Time to pull out your May calendars Next month we will be focusing on functional health in retirement. You’ll learn what you can do now to get your body in the right place so that you can do all the things that you have dreamed of in retirement. You won’t want to miss the interview we have lined up with a functional health expert, so be on the lookout for this series coming up in May.
While you’re planning what to listen to in May, mark your calendar for May 19 at 7 pm CDT for our live webinar . During this interactive session, we’ll be chatting about the market and inflation, I’ll answer some retirement questions, and we’ll discuss the Rock Retirement Club’s open enrollment of the spring 2022 cohort.
In this live webinar, you’ll learn more about our inclusive online community of more than 800 members where you can create your financial plan, take masterclasses, and attend online meetups on financial and non-financial topics. If you are looking for a way to meet new, like-minded people in the same situation as you and supercharge your retirement, don’t miss out on the May webinar to hear more about the Rock Retirement Club.

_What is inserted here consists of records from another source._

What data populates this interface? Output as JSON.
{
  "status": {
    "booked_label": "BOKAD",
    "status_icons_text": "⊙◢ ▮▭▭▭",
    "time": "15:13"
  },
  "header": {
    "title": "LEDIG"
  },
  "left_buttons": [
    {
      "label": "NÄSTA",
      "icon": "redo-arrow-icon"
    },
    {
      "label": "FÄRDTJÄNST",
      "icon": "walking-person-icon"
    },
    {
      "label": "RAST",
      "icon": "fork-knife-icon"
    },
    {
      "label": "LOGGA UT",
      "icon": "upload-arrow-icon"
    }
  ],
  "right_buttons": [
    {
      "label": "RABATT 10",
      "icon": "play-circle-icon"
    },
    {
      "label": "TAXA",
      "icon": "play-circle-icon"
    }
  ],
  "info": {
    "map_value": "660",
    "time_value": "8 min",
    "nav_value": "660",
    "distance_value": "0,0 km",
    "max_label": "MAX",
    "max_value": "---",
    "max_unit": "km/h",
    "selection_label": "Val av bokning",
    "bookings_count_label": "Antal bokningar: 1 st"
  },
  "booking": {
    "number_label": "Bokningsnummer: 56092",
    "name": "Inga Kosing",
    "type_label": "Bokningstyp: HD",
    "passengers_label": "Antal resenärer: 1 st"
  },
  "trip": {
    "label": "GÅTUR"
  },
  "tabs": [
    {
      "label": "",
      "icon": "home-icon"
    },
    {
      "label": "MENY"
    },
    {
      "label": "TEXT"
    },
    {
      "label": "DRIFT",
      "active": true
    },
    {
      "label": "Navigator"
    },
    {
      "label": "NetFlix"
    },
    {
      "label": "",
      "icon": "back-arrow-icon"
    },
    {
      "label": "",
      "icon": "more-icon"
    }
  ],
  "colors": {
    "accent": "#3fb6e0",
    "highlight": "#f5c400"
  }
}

How to calculate a pension on a net worth statement One listener has a question regarding pensions on their net worth statement. A net worth statement is a financial statement that lists your assets in one column and liabilities in another. By subtracting your liabilities from your assets you can calculate your net worth.
Up until now he has included the lump sum of his wife’s pension in the assets column, but she will soon start collecting her monthly pension, so he no longer knows where to calculate the pension.
Once you start collecting your monthly pension, you no longer have an asset. Instead what you have is social capital–similar to your Social Security benefit. Social capital doesn’t belong on a net worth statement; rather, it can be included on a household balance sheet. We use household balance sheets in the Rock Retirement Club when calculating projected retirement budgets.
Are interest rate-hedged ETFs a good idea? Interest rate-hedged ETFs trade like stocks and hold like bonds. However, rather than being organic financial products, interest rate-hedged ETFs use derivatives to hedge price movements as interest rates rise.
While these ETFs are a great idea, in theory, one problem is that much of your cost in buying these funds goes to the derivatives. Since these ETFs are manufactured and don’t naturally occur, they can be quite costly. Try to avoid these synthetic tools in your investments.
Instead of using interest rate-hedged ETFs, you can look at purchasing TIPS (Treasury Inflation-Protected Securities) or I bonds. Another way to achieve the same goal is to build a bond ladder. Listen in to hear how a bond ladder works to see if that would be a good solution to building the bond portion of your pie cake.
OUTLINE OF THIS EPISODE OF THE RETIREMENT ANSWER MAN PRACTICAL PLANNING SEGMENT • [2:47] My recent win
• [4:46] My morning routine
LISTENER QUESTIONS • [7:52] Calculating a net worth statement
• [10:45] Are interest rate-hedged ETFs a good idea?
• [15:40] Where to put a lump sum payment so that you wouldn’t have to pay the taxes all at once
• [17:35] Does the 5-year rule apply in a backdoor conversion?
• [20:12] The value of dividends as a source of income in retirement
TODAY’S SMART SPRINT SEGMENT • [24:20] Write it out – Today is the day…
Resources Mentioned In This Episode Boomer Benefits
Rock Retirement Club
Roger’s YouTube Channel – Roger That
BOOK – Rock Retirement by Roger Whitney
Work with Roger
Roger’s Retirement Learning Center